One day after admitting it screwed up, Nasdaq is planning to make things right with investors who lost money over trading glitches during the Facebook IPO. Nasdaq is planning to spend $13 million to make amends for bad trades that weren’t processed, reports the Wall Street Journal.
Nasdaq took a lot of heat for computer problems that negatively affected the Facebook IPO. Trading didn’t start on Friday May 18 until 11:30 am EDT, because the computers that run the Nasdaq couldn’t process the large volume of trades.
Nasdaq chief exec Robert Greifeld told reporters Sunday that the exchange was at fault for trading problems during the IPO. The computer system backup led to traders not know if their orders went through for hours and many times, they found out too late that shares weren’t available at the price they wanted.
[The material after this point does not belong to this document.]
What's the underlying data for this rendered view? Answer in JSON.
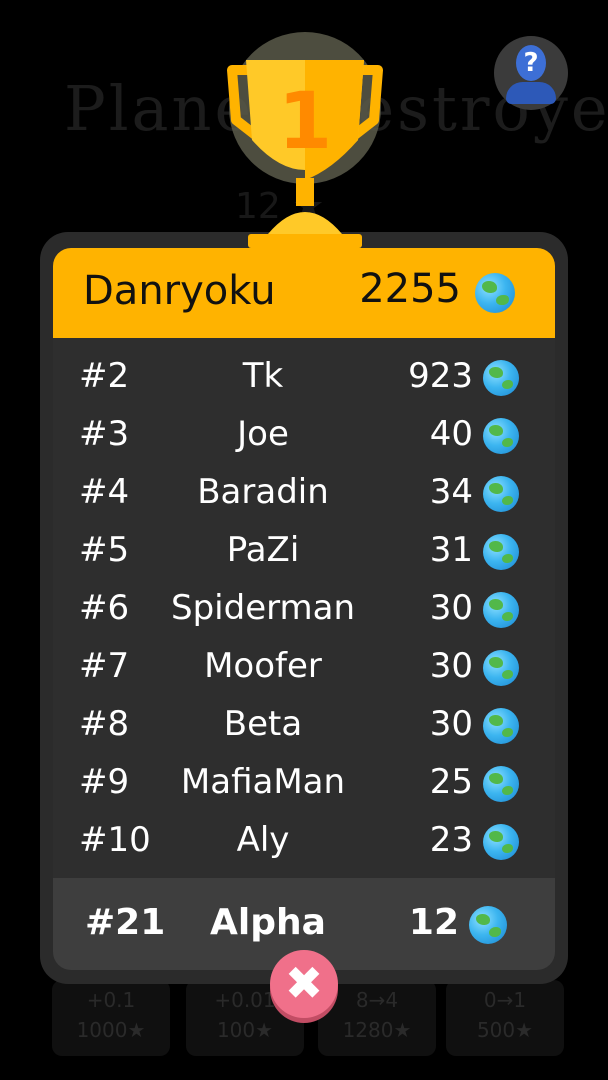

Greifeld also said Sunday that the Nasdaq wasn’t responsible for any losses that happened due to computer errors. Now it seems the exchange is changing its tune.
Thirteen million might not be enough to fix the situation though. It’s estimated that investment firms lost $100 million, according to the Wall Street Journal. Because it would take a long time to investigate each loss recorded by every investor, Nasdaq is hoping to make amends now and put this mess behind it.
Of the $13 million, $10 million will come from proceeds Nasdaq earned when it acquired and sold Facebook shares while trying to work out computer delays and glitches. Security exchange rules mandate that Nasdaq can only pay out $3 million in one calendar month. The SEC will have to approve the decision before it can move forward with its plan.
VentureBeat's mission is to be a digital town square for technical decision-makers to gain knowledge about transformative enterprise technology and transact. Learn more about membership.